» Records for the exercise:
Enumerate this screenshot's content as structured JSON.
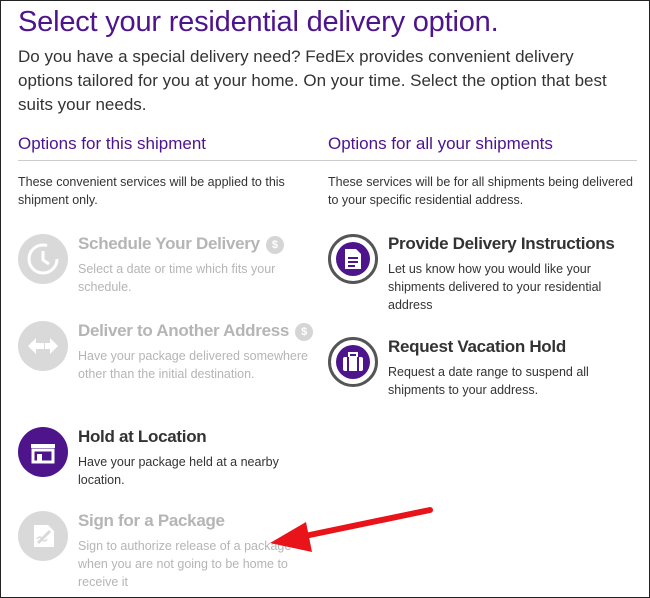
{
  "page": {
    "title": "Select your residential delivery option.",
    "intro": "Do you have a special delivery need? FedEx provides convenient delivery options tailored for you at your home. On your time. Select the option that best suits your needs."
  },
  "left": {
    "heading": "Options for this shipment",
    "description": "These convenient services will be applied to this shipment only.",
    "options": [
      {
        "name": "Schedule Your Delivery",
        "fee": "$",
        "desc": "Select a date or time which fits your schedule.",
        "icon": "clock-icon",
        "enabled": false
      },
      {
        "name": "Deliver to Another Address",
        "fee": "$",
        "desc": "Have your package delivered somewhere other than the initial destination.",
        "icon": "redirect-arrows-icon",
        "enabled": false
      },
      {
        "name": "Hold at Location",
        "desc": "Have your package held at a nearby location.",
        "icon": "storefront-icon",
        "enabled": true
      },
      {
        "name": "Sign for a Package",
        "desc": "Sign to authorize release of a package when you are not going to be home to receive it",
        "icon": "signature-icon",
        "enabled": false
      }
    ]
  },
  "right": {
    "heading": "Options for all your shipments",
    "description": "These services will be for all shipments being delivered to your specific residential address.",
    "options": [
      {
        "name": "Provide Delivery Instructions",
        "desc": "Let us know how you would like your shipments delivered to your residential address",
        "icon": "document-icon",
        "enabled": true
      },
      {
        "name": "Request Vacation Hold",
        "desc": "Request a date range to suspend all shipments to your address.",
        "icon": "suitcase-icon",
        "enabled": true
      }
    ]
  },
  "colors": {
    "brand_purple": "#4d148c",
    "disabled_gray": "#b5b5b5",
    "arrow_red": "#e8141a"
  }
}
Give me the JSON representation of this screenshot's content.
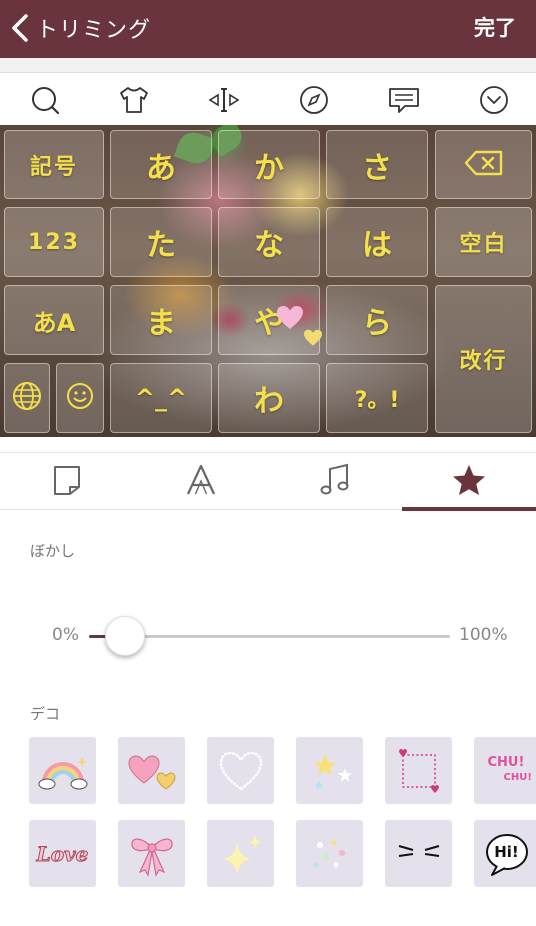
{
  "header": {
    "title": "トリミング",
    "done_label": "完了"
  },
  "toolbar": {
    "icons": [
      "search-icon",
      "shirt-icon",
      "resize-icon",
      "compass-icon",
      "comment-icon",
      "chevron-down-icon"
    ]
  },
  "keyboard": {
    "symbols_label": "記号",
    "number_label": "123",
    "kana_alpha_label": "あA",
    "space_label": "空白",
    "enter_label": "改行",
    "kana": {
      "a": "あ",
      "ka": "か",
      "sa": "さ",
      "ta": "た",
      "na": "な",
      "ha": "は",
      "ma": "ま",
      "ya": "や",
      "ra": "ら",
      "wa": "わ",
      "punct": "?。!",
      "kaomoji": "^_^"
    }
  },
  "tabs": {
    "items": [
      "background-tab",
      "font-tab",
      "sound-tab",
      "effect-tab"
    ],
    "selected": "effect-tab"
  },
  "blur": {
    "label": "ぼかし",
    "min_label": "0%",
    "max_label": "100%",
    "value": 0.1
  },
  "deco": {
    "label": "デコ",
    "items": [
      "rainbow",
      "hearts",
      "heart-frame",
      "stars",
      "square-frame",
      "chu-chu",
      "love",
      "ribbon",
      "sparkles",
      "glitter",
      "whiskers",
      "hi-bubble"
    ],
    "chu_text_1": "CHU!",
    "chu_text_2": "CHU!",
    "love_text": "Love",
    "hi_text": "Hi!"
  },
  "colors": {
    "brand": "#6a343c",
    "key_text": "#f4e04a"
  }
}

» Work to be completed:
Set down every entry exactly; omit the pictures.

» Response box:
Enumerate this screenshot's content as structured JSON.
{
  "page": {
    "title": "Select your residential delivery option.",
    "intro": "Do you have a special delivery need? FedEx provides convenient delivery options tailored for you at your home. On your time. Select the option that best suits your needs."
  },
  "left": {
    "heading": "Options for this shipment",
    "description": "These convenient services will be applied to this shipment only.",
    "options": [
      {
        "name": "Schedule Your Delivery",
        "fee": "$",
        "desc": "Select a date or time which fits your schedule.",
        "icon": "clock-icon",
        "enabled": false
      },
      {
        "name": "Deliver to Another Address",
        "fee": "$",
        "desc": "Have your package delivered somewhere other than the initial destination.",
        "icon": "redirect-arrows-icon",
        "enabled": false
      },
      {
        "name": "Hold at Location",
        "desc": "Have your package held at a nearby location.",
        "icon": "storefront-icon",
        "enabled": true
      },
      {
        "name": "Sign for a Package",
        "desc": "Sign to authorize release of a package when you are not going to be home to receive it",
        "icon": "signature-icon",
        "enabled": false
      }
    ]
  },
  "right": {
    "heading": "Options for all your shipments",
    "description": "These services will be for all shipments being delivered to your specific residential address.",
    "options": [
      {
        "name": "Provide Delivery Instructions",
        "desc": "Let us know how you would like your shipments delivered to your residential address",
        "icon": "document-icon",
        "enabled": true
      },
      {
        "name": "Request Vacation Hold",
        "desc": "Request a date range to suspend all shipments to your address.",
        "icon": "suitcase-icon",
        "enabled": true
      }
    ]
  },
  "colors": {
    "brand_purple": "#4d148c",
    "disabled_gray": "#b5b5b5",
    "arrow_red": "#e8141a"
  }
}
Give me the JSON representation of this screenshot's content.
{
  "header": {
    "title": "トリミング",
    "done_label": "完了"
  },
  "toolbar": {
    "icons": [
      "search-icon",
      "shirt-icon",
      "resize-icon",
      "compass-icon",
      "comment-icon",
      "chevron-down-icon"
    ]
  },
  "keyboard": {
    "symbols_label": "記号",
    "number_label": "123",
    "kana_alpha_label": "あA",
    "space_label": "空白",
    "enter_label": "改行",
    "kana": {
      "a": "あ",
      "ka": "か",
      "sa": "さ",
      "ta": "た",
      "na": "な",
      "ha": "は",
      "ma": "ま",
      "ya": "や",
      "ra": "ら",
      "wa": "わ",
      "punct": "?。!",
      "kaomoji": "^_^"
    }
  },
  "tabs": {
    "items": [
      "background-tab",
      "font-tab",
      "sound-tab",
      "effect-tab"
    ],
    "selected": "effect-tab"
  },
  "blur": {
    "label": "ぼかし",
    "min_label": "0%",
    "max_label": "100%",
    "value": 0.1
  },
  "deco": {
    "label": "デコ",
    "items": [
      "rainbow",
      "hearts",
      "heart-frame",
      "stars",
      "square-frame",
      "chu-chu",
      "love",
      "ribbon",
      "sparkles",
      "glitter",
      "whiskers",
      "hi-bubble"
    ],
    "chu_text_1": "CHU!",
    "chu_text_2": "CHU!",
    "love_text": "Love",
    "hi_text": "Hi!"
  },
  "colors": {
    "brand": "#6a343c",
    "key_text": "#f4e04a"
  }
}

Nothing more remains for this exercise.